Despite of the ELT varied research on the native speakerism ideology with the aim to resolve/dissolve its ideological issues and the NESTs/NNESTs dichotomy created within, that favors one group above the other, the effects of the ideology continue to persist (Holliday, 2014; Selvi, 2016; Lowe and Kiczkowiak, 2016; Mahboob and Golden, 2013;.) Much of the awareness of native speakerism ideology the has been at the research level and not at the local level of our education systems (teacher to teacher). Therefore, this research seeks to expose how the native speakerism ideology is permeated and enacted in a local NNEST ELT community of practice in Colombia via qualitative, semi-structured interviews about their views regarding NEST versus NNEST. The interviews were examined through Critical Discourse Analysis (CDA) and Andrews’ (2003) definition of Teacher Language Awareness (TLA), in order to highlight the subtle linguistic choices used to navigate the conversation regarding this sensitive subject among NNESTs. Findings revealed first, pedagogical knowledge more than the label NNEST upholds participants to assert their membership in the ELT community.

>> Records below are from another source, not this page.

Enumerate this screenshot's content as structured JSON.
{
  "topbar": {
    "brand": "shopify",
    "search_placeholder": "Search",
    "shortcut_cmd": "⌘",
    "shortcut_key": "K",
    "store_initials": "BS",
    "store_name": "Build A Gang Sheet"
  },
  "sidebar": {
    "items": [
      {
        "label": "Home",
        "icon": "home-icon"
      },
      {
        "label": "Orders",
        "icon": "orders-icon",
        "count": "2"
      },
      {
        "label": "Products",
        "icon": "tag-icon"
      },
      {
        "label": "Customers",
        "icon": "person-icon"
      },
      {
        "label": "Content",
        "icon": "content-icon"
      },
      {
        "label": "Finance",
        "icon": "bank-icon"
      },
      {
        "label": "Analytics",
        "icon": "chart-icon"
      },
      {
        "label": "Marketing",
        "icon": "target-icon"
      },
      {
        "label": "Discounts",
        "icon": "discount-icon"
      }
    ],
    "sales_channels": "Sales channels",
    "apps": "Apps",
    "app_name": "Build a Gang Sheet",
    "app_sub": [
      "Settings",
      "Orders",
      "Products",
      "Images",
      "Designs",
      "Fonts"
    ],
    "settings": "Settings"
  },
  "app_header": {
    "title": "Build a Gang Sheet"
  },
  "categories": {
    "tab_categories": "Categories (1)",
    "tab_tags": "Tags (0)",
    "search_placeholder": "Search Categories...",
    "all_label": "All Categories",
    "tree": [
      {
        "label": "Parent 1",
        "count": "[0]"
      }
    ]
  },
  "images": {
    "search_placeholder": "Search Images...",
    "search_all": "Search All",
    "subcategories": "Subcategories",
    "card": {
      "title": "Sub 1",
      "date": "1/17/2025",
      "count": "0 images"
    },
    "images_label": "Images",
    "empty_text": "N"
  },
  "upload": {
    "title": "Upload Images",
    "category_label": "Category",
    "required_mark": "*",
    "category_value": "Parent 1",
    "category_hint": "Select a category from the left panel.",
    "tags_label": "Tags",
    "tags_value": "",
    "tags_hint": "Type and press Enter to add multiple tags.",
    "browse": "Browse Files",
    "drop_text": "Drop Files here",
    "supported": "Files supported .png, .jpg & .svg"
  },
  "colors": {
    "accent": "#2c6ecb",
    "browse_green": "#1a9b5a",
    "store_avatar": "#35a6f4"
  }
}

Thus, academic status pushes to the side the label NNEST and ends the feeling of marginalization based on language status. Second, language expertise, years of experience, time and/or schooling abroad, accent reduction, and cultural assimilation in native English speaking countries played a role in determining status within the NNEST community (Gonzalez and Llurda, 2016). This shows that NNESTs qualify each other according to a Sub-Native-Speakerism Ideology developed to obtain higher statuses in their local/non-local ELT communities. This focus on local NNEST communities, where this status-based gatekeeping is most apparent, has been missing in previous research, but has significant implications for the direction the Native Speakerism Ideology is taking.